Search the entries below for the word "title" and copy each line that has it.

[Component data from apps and pages]
******************************
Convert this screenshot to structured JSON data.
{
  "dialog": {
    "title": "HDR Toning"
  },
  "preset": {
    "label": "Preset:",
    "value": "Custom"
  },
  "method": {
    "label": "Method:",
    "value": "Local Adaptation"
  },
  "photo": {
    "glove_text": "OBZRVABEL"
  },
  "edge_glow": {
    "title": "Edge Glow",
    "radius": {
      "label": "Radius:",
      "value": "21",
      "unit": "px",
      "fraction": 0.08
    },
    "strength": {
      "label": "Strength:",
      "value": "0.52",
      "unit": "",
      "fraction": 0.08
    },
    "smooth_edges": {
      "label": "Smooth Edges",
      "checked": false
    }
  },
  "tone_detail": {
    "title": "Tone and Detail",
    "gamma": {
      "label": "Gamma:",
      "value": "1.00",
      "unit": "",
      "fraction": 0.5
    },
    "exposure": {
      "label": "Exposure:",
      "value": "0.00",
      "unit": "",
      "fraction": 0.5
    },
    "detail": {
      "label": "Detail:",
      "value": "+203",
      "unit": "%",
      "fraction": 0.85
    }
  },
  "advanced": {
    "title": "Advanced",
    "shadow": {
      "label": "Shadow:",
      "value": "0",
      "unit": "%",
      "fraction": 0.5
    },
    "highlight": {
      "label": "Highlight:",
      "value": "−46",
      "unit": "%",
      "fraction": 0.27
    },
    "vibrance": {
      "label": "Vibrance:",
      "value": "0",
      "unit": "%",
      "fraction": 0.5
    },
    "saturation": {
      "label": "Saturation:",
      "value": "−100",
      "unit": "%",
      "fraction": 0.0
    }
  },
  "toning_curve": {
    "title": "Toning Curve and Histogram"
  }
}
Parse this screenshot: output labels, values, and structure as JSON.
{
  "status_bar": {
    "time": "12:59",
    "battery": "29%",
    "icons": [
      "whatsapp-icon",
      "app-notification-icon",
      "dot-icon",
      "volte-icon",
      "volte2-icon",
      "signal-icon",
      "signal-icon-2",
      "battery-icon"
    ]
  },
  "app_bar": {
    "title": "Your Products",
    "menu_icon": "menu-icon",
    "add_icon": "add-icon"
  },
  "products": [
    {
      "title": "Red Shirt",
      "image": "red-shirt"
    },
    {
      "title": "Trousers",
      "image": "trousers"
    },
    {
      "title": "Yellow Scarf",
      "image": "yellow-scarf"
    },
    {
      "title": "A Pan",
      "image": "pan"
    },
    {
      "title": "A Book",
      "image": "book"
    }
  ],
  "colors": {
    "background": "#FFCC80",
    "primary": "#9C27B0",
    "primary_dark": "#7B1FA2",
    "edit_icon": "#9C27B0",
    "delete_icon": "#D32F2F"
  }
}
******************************
OUTPUT OF THE TASK:
    "title": "HDR Toning"
    "title": "Edge Glow",
    "title": "Tone and Detail",
    "title": "Advanced",
    "title": "Toning Curve and Histogram"
    "title": "Your Products",
      "title": "Red Shirt",
      "title": "Trousers",
      "title": "Yellow Scarf",
      "title": "A Pan",
      "title": "A Book",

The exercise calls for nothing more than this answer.